Long ends are the lean, thin bones of spareribs, while short ends are the shorter, fatter, meatier hind sections. The combination of the rub and finishing sauce is traditional in Kansas City-style barbecue. The sauce is sometimes slathered over the ribs during the last half hour of smoking and is always served on the side. Why not serve these ribs with french fried, corn on the cob, spicy baked beans, and hot peach cobbler for dessert?
Here is the way sauce is made for the famous American Royal cook-off in Kansas City–or at least this is our take on the subject. It is truly a finishing sauce and should not be used as a marinade or a basting sauce. Of course, spread it liberally over ribs just off the grill and serve plenty on the side
This is a popular appetizer in Primorskii Krai (Russia's Maritime Territory), reflecting the Korean influence on the cuisine of that region. Korean vendors in the markets of Vladivostok and Ussuriisk sell this spicy salad, ready made, in clear plastic tubes and Russians who live in proximity to Koreans have incorporated this recipe into their own culinary repertoire.
You can find other recipes and read about the Russian Far East in the article Siberian Hot Stuff By Sharon Hudgins
This recipe was collected by travel editor Richard Sterling on his trip to Burma. It was created by Renatto Buhlman, executive chef of the Strand Hotel. Renatto says to use the best quality, unscented tea available. At the Strand they give you a fork, but everywhere else you eat this with your fingers. Serving suggestion: La Phet makes an excellent appetizer with chips and a lager beer or a dry sparkling wine. In Hawaii, you might try a Maui Blanc dry pineapple wine. At any rate, don't take it with iced tea! From the article Exotic & Spicy Salads.
Tagines or tajines are wonderfully aromatic North African stews that combine meats, poultry, chicken, or fish with fruits, vegetables and a large variety of spices. The centerpiece of Moroccan meals, there are literally hundreds of traditional tagines as well as many regional variations
We cooked this during the 2000 Olympics in Sydney, and it has become a big family favorite.
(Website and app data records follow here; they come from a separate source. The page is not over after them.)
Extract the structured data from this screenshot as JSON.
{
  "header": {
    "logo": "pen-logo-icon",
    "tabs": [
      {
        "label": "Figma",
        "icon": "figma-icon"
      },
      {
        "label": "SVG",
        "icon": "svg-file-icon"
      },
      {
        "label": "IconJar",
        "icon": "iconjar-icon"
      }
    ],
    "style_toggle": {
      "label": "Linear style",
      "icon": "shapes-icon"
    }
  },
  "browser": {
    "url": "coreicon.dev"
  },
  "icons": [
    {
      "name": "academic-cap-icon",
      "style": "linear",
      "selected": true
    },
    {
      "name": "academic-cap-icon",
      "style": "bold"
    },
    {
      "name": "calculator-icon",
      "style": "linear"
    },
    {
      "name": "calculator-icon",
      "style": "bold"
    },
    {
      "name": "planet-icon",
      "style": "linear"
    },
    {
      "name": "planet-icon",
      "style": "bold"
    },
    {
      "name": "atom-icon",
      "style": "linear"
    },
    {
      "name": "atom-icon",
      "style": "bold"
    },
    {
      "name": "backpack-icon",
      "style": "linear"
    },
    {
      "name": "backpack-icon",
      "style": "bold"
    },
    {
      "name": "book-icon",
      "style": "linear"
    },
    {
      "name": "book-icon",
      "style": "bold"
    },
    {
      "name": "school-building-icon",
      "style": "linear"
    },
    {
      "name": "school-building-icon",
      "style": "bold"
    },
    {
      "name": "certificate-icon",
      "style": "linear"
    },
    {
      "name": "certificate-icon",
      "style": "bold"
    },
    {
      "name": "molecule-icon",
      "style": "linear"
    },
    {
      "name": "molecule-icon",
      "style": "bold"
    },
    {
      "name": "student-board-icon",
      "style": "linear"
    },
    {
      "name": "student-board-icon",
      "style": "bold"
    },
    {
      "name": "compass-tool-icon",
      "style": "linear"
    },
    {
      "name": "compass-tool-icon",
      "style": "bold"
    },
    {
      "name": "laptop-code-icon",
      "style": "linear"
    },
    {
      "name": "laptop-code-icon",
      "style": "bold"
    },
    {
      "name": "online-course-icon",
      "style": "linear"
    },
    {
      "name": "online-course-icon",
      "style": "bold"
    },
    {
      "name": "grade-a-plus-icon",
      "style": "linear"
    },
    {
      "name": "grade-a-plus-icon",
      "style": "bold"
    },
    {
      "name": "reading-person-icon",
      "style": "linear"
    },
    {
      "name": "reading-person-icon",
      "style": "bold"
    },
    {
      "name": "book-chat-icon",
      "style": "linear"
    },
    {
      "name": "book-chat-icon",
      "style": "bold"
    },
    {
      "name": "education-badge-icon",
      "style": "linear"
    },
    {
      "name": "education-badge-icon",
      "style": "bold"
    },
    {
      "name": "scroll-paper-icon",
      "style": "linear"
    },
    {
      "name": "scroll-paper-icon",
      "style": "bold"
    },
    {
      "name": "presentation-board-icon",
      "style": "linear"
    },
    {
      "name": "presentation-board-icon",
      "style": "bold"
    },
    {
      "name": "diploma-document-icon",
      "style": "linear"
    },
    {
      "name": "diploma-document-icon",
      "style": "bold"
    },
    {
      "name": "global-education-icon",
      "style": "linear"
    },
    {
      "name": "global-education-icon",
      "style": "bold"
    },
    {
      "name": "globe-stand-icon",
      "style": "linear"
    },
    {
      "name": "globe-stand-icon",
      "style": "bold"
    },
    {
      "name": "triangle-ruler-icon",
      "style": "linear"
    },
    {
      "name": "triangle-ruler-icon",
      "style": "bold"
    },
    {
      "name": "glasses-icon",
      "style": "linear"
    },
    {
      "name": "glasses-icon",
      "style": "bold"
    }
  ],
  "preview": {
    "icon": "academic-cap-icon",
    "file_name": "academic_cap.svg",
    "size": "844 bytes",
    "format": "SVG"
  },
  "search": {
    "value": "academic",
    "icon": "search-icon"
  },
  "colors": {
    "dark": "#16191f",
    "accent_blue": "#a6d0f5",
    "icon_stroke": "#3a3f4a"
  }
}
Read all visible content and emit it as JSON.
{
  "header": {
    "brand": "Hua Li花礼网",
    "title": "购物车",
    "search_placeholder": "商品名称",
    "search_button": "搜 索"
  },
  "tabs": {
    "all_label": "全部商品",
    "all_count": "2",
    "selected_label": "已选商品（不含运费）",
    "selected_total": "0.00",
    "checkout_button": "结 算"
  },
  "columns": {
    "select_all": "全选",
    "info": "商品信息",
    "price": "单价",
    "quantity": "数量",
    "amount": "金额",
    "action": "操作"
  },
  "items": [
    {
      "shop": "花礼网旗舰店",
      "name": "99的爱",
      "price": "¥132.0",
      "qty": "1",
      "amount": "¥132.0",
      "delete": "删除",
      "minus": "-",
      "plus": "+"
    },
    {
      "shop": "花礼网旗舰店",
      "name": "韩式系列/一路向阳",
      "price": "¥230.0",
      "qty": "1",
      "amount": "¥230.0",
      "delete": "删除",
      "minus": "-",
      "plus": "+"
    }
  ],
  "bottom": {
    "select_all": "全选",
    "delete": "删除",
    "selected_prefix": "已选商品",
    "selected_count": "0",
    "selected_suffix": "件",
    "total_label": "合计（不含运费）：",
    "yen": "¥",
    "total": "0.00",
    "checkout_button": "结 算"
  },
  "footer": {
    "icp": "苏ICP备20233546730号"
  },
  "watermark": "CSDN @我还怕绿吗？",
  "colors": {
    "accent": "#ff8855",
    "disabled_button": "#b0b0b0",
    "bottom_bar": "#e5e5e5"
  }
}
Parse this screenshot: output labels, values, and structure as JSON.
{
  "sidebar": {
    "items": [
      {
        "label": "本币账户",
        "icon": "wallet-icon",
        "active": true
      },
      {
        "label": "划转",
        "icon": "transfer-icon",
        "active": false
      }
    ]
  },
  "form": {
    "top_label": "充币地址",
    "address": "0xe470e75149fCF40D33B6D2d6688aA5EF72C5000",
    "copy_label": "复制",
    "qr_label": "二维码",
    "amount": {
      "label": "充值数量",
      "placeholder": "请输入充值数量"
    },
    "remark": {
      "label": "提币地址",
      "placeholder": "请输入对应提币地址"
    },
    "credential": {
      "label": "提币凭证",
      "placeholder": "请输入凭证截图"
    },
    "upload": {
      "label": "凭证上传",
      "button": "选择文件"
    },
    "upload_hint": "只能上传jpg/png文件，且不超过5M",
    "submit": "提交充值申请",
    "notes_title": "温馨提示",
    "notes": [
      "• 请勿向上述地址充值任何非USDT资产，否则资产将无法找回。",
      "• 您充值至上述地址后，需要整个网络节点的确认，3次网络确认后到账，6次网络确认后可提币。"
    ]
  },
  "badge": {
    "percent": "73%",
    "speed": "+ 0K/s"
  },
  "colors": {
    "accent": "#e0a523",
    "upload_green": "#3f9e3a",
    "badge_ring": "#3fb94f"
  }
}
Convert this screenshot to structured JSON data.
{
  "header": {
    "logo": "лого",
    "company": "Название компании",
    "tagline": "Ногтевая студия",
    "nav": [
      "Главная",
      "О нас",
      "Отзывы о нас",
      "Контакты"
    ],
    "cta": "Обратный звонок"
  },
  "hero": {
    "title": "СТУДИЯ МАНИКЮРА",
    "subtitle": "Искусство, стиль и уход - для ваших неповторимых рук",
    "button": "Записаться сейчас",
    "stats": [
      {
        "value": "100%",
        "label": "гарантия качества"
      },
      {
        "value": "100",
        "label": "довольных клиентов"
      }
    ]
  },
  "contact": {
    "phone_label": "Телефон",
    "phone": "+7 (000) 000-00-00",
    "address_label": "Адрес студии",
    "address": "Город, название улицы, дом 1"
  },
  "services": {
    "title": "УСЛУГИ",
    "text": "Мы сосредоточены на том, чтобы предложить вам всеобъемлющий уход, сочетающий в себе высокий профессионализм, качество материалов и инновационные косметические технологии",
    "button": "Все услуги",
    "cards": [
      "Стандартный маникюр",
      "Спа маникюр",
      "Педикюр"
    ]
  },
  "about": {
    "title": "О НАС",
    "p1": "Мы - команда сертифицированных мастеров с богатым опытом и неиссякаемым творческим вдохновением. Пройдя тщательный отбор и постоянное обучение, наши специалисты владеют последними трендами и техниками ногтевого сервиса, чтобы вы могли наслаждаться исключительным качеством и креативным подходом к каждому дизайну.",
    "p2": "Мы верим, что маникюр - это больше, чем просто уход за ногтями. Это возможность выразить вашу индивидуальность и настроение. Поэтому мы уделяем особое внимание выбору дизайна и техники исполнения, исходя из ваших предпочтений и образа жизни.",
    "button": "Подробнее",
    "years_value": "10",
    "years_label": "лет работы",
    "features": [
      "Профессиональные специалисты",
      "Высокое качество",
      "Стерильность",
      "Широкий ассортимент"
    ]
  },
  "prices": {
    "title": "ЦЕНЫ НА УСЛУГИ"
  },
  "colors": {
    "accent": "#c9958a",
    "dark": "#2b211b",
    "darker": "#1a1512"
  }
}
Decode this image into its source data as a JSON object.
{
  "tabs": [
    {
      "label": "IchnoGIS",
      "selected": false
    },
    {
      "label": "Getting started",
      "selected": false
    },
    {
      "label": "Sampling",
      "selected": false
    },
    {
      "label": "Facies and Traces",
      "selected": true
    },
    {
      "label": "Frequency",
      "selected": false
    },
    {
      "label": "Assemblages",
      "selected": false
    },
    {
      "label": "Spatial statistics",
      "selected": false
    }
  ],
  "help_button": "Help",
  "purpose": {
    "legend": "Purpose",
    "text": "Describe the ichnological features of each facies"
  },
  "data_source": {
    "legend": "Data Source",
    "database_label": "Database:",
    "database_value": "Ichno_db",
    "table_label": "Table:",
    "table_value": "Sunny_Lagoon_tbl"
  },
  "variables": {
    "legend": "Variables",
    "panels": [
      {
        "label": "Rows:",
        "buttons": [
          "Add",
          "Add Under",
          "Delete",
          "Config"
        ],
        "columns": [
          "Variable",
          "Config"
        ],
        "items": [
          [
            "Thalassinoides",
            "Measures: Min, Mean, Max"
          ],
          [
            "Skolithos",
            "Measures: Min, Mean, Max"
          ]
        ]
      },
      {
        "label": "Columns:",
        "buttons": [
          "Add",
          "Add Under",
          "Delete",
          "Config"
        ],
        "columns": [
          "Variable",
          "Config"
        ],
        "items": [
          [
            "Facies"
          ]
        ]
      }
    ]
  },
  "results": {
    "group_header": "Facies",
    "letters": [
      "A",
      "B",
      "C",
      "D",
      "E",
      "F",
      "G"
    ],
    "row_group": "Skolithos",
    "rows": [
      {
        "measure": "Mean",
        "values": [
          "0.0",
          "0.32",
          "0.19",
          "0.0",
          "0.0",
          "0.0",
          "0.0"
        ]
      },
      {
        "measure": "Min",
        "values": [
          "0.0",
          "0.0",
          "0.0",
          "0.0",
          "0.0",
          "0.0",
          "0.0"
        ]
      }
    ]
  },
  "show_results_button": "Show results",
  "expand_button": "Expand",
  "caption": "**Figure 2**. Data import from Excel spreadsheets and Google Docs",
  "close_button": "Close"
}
If I had to eat only one thing every day for the rest of my life, this would do. Feel free to use leftover grilled beef, lamb, sausage, chicken, goanna, crocodile, emu, goat or whatever you've got.
These delicious crab cakes are a wonderful way to use crab meat. The sauce is unusual and adds a dash of flavor. Serve the cakes with a spinach salad, garlic mashed finger potatoes, and fresh asparagus. Note: This recipe requires advance preparation.
This recipe dates to 1976, when W.C. created it for his first restaurant, the Morning Glory Cafe. It is meatless and dairyless, but "designed for a meat-eater's taste," according to W.C. It is easily frozen or canned.